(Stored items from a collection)
+++++
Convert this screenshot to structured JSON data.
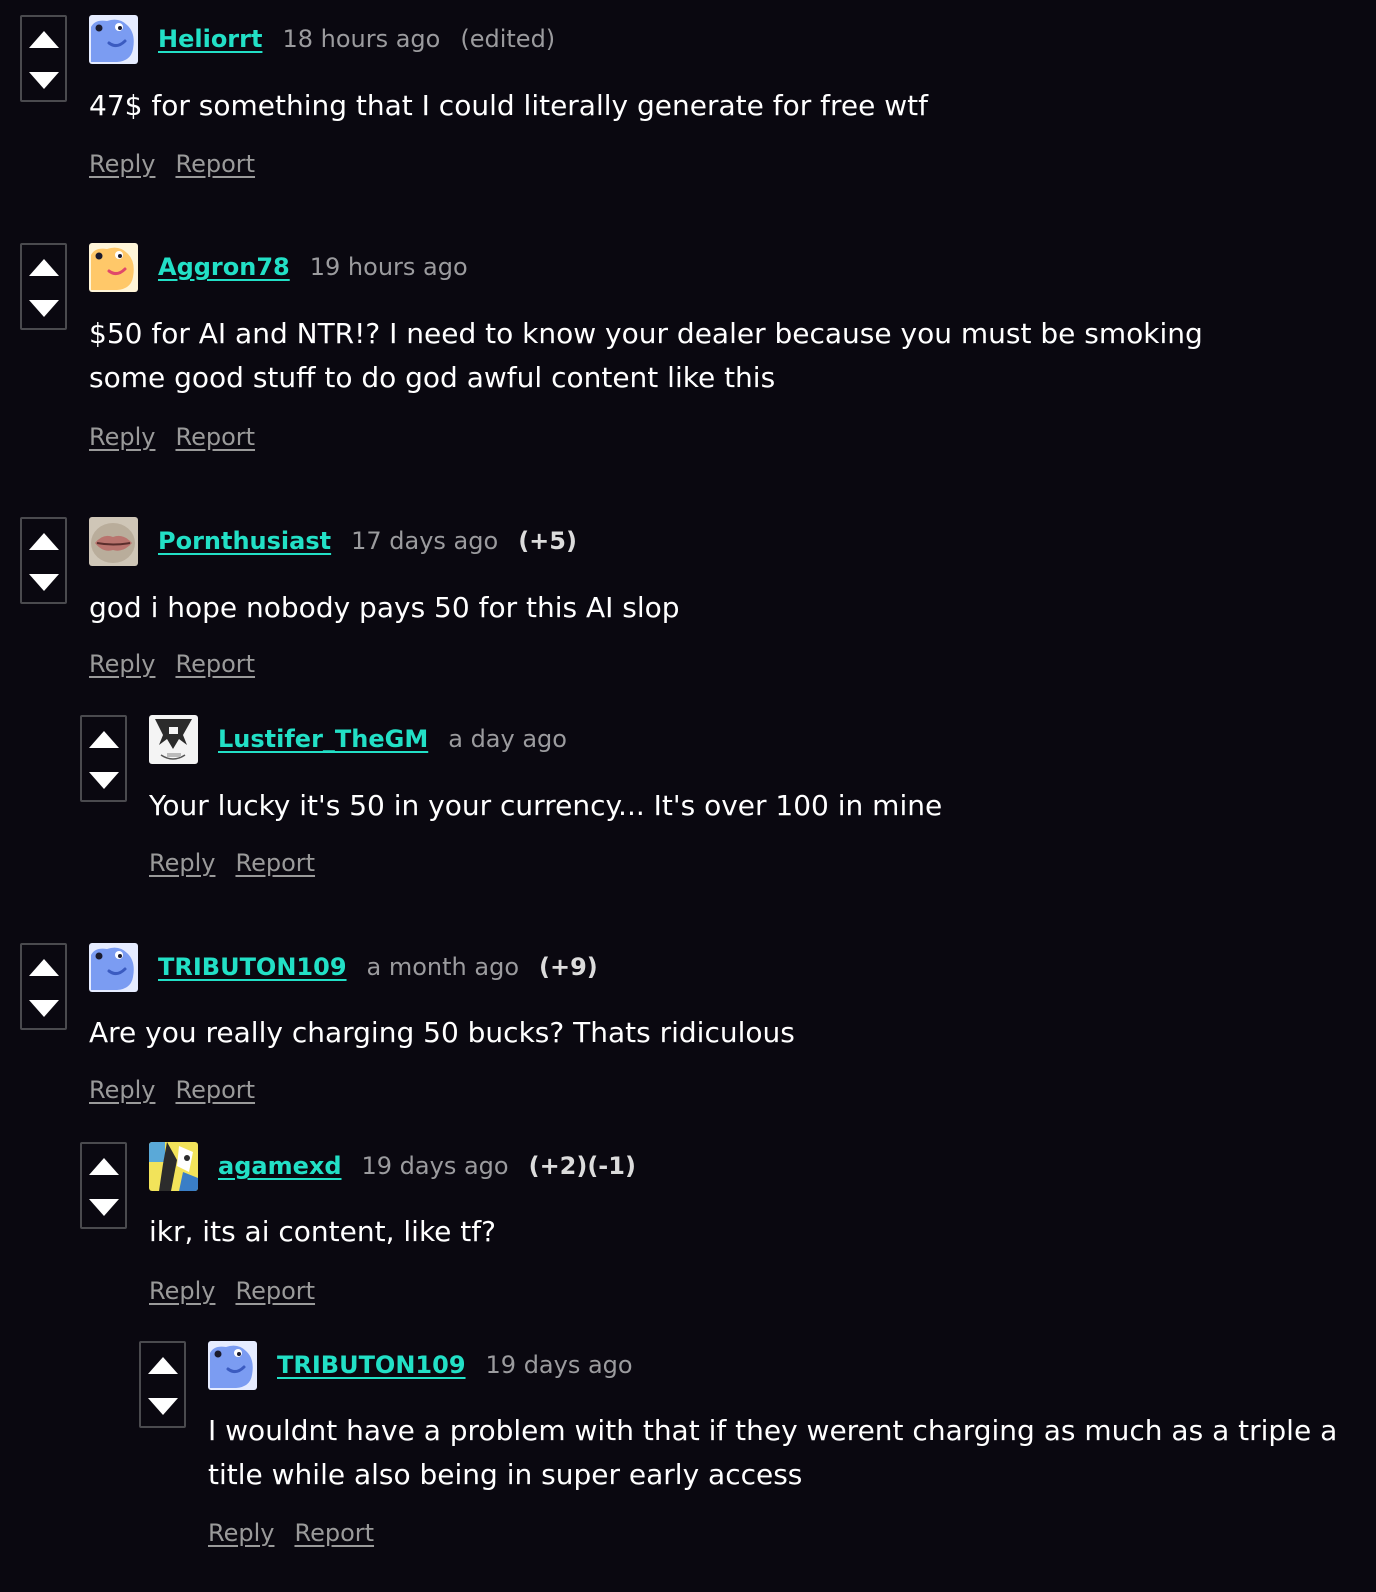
{
  "actions": {
    "reply": "Reply",
    "report": "Report"
  },
  "comments": [
    {
      "username": "Heliorrt",
      "time": "18 hours ago",
      "edited": "(edited)",
      "score": "",
      "body": "47$ for something that I could literally generate for free wtf",
      "avatar": "blue-blob-avatar"
    },
    {
      "username": "Aggron78",
      "time": "19 hours ago",
      "score": "",
      "body": "$50 for AI and NTR!? I need to know your dealer because you must be smoking some good stuff to do god awful content like this",
      "avatar": "yellow-blob-avatar"
    },
    {
      "username": "Pornthusiast",
      "time": "17 days ago",
      "score": "(+5)",
      "body": "god i hope nobody pays 50 for this AI slop",
      "avatar": "lips-avatar"
    },
    {
      "username": "Lustifer_TheGM",
      "time": "a day ago",
      "score": "",
      "body": "Your lucky it's 50 in your currency... It's over 100 in mine",
      "avatar": "anime-sketch-avatar"
    },
    {
      "username": "TRIBUTON109",
      "time": "a month ago",
      "score": "(+9)",
      "body": "Are you really charging 50 bucks? Thats ridiculous",
      "avatar": "blue-blob-avatar"
    },
    {
      "username": "agamexd",
      "time": "19 days ago",
      "score": "(+2)(-1)",
      "body": "ikr, its ai content, like tf?",
      "avatar": "comic-avatar"
    },
    {
      "username": "TRIBUTON109",
      "time": "19 days ago",
      "score": "",
      "body": "I wouldnt have a problem with that if they werent charging as much as a triple a title while also being in super early access",
      "avatar": "blue-blob-avatar"
    }
  ]
}
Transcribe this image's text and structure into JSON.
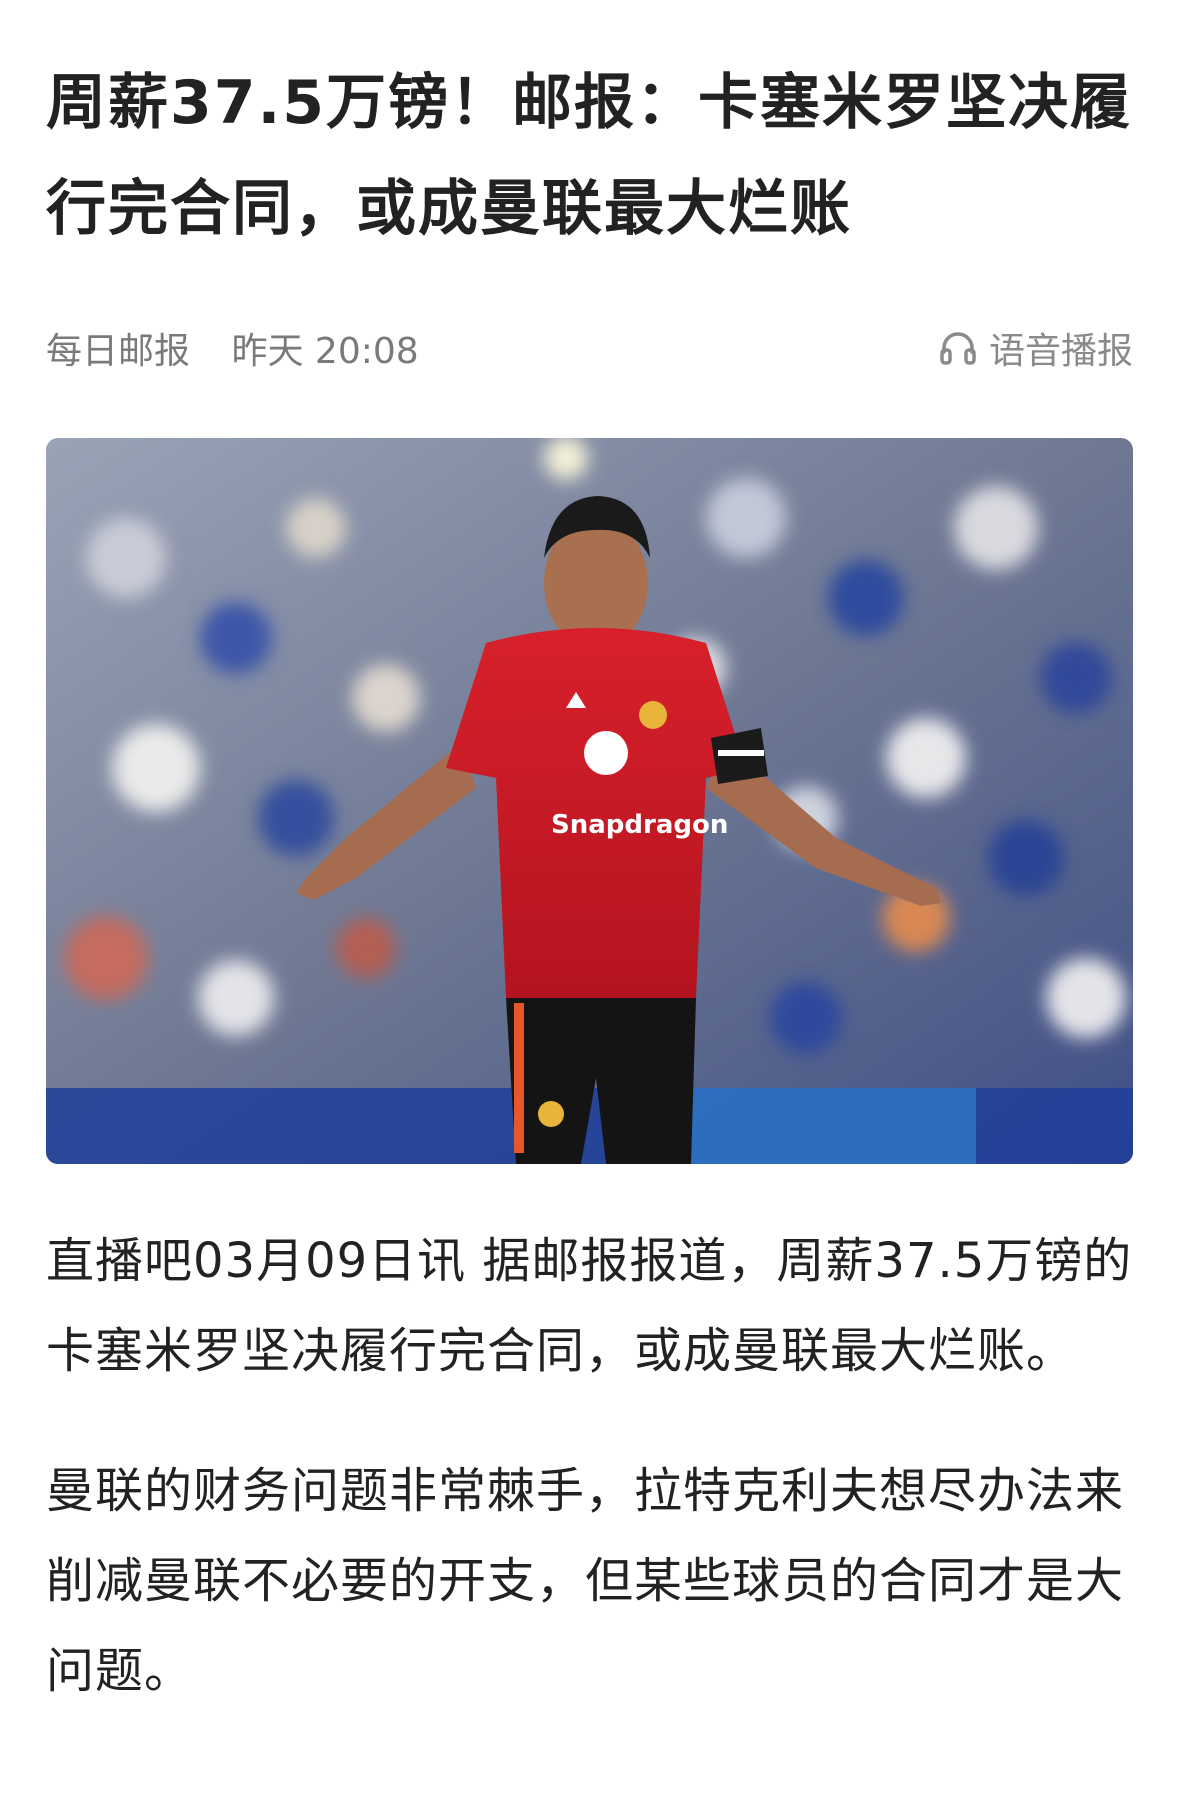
{
  "article": {
    "title": "周薪37.5万镑！邮报：卡塞米罗坚决履行完合同，或成曼联最大烂账",
    "source": "每日邮报",
    "time": "昨天 20:08",
    "audio_label": "语音播报",
    "audio_icon": "headphones-icon",
    "image": {
      "sponsor_text": "Snapdragon",
      "description_icon": "football-player-photo"
    },
    "paragraphs": [
      "直播吧03月09日讯  据邮报报道，周薪37.5万镑的卡塞米罗坚决履行完合同，或成曼联最大烂账。",
      "曼联的财务问题非常棘手，拉特克利夫想尽办法来削减曼联不必要的开支，但某些球员的合同才是大问题。"
    ]
  },
  "colors": {
    "text": "#222222",
    "meta": "#7a7a7a",
    "jersey_red": "#c8102e"
  }
}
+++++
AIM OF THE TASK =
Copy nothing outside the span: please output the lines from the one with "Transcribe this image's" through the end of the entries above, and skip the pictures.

COMPLETED TASK =
Transcribe this image's text and structure into JSON.
{
  "article": {
    "title": "周薪37.5万镑！邮报：卡塞米罗坚决履行完合同，或成曼联最大烂账",
    "source": "每日邮报",
    "time": "昨天 20:08",
    "audio_label": "语音播报",
    "audio_icon": "headphones-icon",
    "image": {
      "sponsor_text": "Snapdragon",
      "description_icon": "football-player-photo"
    },
    "paragraphs": [
      "直播吧03月09日讯  据邮报报道，周薪37.5万镑的卡塞米罗坚决履行完合同，或成曼联最大烂账。",
      "曼联的财务问题非常棘手，拉特克利夫想尽办法来削减曼联不必要的开支，但某些球员的合同才是大问题。"
    ]
  },
  "colors": {
    "text": "#222222",
    "meta": "#7a7a7a",
    "jersey_red": "#c8102e"
  }
}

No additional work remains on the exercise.